The robo-advisor: not since John Bogle came up with the idea for Vanguard in 1975 has a new development in the investment industry caused so much controversy and turmoil.
I can appreciate Wealthfront CEO’s position on his new robo competition from Charles Schwab. There are already dozens of media stories that detail the debate. I don’t want to argue about the minutia involved with each robo product offering. After all, every financial services company has a right to offer new products and evolve how they deliver investment services. However, here’s what the entire Robo Industry is missing: advice.
What neither Schwab’s nor Wealthfront’s new robo programs offer is real life advice in the form of a dedicated advisor. Ultimately, I believe both of these companies miss the true value that leveraging technology offers to the investment industry… providing better service to people who are relying on professionals to manage their life savings and offering individualized advice when faced with difficult financial decisions.
Pure robo-firms have lowered the cost to invest, the same way ETFs did back in the early 2000’s. That’s a good thing for investors. They haven’t, however, provided a better solution to deliver personalized advice to an extremely under-served area of the investor marketplace… the mass affluent, or those who have less than $1 million in investable assets.
The real future of investment advice for this group lies somewhere between what the Wealthfront, and Vanguards of the world are offering, and what the full service brokerage houses are doing at places like Merrill Lynch, and Morgan Stanley.
Study after study have shown very clearly and explicitly that for most investors the extraordinary push and pull of emotions tied to investment decisions is the real cost (or drag) on earning strong annual compounded returns over time. This is the reason that an option must exist in the middle of the robo and the traditional. That’s why my partners and I developed Wela.
Wela leverages technology to deliver a low-cost investment solution while also providing access to personalized investment advice. We’re a company with real people, using technology to make our jobs easier, and more importantly, to make our clients’ experience better, simpler, and comprehensive.
On the yourwela.com platform, there is no fee charged to our users who simply want to aggregate and monitor their investment accounts, cash accounts, real estate values, mortgage balances, etc. We do, however, charge a fee when one of our users raises their hand and says, “Wela, I need help with this account. Can you help me manage this piece of my financial equation?” Our average Wela client pays between 0.75% – 1%, and we use no proprietary ETFs or mutual funds. We use only what our Investment Committee and technology deem to be the best, low-cost investment solution depending on your specific situation.
Clearly I have a vested interest in spreading the word about Wela, what we deem as a Digital Advisor, not a robo investment solution.

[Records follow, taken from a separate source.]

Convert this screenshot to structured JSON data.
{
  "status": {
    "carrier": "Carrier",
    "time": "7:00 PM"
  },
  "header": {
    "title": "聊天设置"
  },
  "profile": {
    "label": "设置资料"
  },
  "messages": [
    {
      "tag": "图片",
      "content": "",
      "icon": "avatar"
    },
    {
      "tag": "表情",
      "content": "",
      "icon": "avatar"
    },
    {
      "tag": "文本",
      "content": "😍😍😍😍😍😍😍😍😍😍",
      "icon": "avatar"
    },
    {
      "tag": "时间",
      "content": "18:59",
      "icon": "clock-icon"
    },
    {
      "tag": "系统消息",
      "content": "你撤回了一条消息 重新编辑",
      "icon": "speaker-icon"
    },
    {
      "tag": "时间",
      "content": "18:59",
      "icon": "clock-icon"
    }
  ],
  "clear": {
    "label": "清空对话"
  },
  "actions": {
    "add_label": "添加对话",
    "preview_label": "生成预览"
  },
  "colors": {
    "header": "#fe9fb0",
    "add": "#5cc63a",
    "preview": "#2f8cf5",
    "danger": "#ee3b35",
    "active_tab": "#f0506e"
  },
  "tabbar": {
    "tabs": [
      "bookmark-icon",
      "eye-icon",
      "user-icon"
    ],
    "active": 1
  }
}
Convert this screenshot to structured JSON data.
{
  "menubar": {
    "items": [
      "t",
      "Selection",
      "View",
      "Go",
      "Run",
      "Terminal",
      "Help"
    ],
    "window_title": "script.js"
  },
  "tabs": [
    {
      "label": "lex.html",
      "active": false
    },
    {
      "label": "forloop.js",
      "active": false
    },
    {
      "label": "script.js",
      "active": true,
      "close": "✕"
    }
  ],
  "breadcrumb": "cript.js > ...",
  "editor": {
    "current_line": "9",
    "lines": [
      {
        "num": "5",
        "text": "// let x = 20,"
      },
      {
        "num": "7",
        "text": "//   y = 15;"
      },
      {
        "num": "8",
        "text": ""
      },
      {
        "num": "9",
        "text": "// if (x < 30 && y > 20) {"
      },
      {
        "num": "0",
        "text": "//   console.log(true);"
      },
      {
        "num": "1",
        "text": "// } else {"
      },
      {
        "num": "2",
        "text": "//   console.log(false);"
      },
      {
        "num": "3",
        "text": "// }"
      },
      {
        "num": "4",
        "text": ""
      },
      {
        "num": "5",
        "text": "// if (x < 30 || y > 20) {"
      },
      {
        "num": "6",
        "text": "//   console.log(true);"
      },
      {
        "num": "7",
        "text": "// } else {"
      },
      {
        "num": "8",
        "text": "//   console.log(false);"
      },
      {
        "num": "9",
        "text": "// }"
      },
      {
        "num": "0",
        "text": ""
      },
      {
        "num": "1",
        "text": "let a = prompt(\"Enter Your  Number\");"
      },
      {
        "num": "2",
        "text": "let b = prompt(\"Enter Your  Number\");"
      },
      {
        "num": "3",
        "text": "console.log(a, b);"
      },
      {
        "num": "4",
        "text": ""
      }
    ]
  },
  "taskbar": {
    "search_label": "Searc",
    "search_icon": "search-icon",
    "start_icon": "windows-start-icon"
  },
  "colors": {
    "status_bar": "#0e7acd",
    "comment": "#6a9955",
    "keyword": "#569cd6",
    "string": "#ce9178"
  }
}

There are $20 trillion of investable assets in the US right now, and with such a large pie, there is plenty of room for all types of investment strategies. A portion of that pie will always use the lowest cost provider. In the investment industry, this means the majority of clients will end up talking to a call center when they have questions, and have their portfolios managed by R2D2. On the other end of the spectrum are the investors who will always need a full service financial advisor to consistently consult on all financial matters.
It is my belief that, over time, the biggest slice of the investor pie will likely employ a thoughtful combination of R2D2 and Harrison Ford, embracing technology while also maintaining a human element as they consume financial advice. We believe a company that is able to leverage technology to more efficiently serve a broader group of people with more personalized service is ultimately going to stand the test of time.
Certified financial planner Wes Moss offers financial and accessible investment advice to Atlanta Bargain Hunter readers.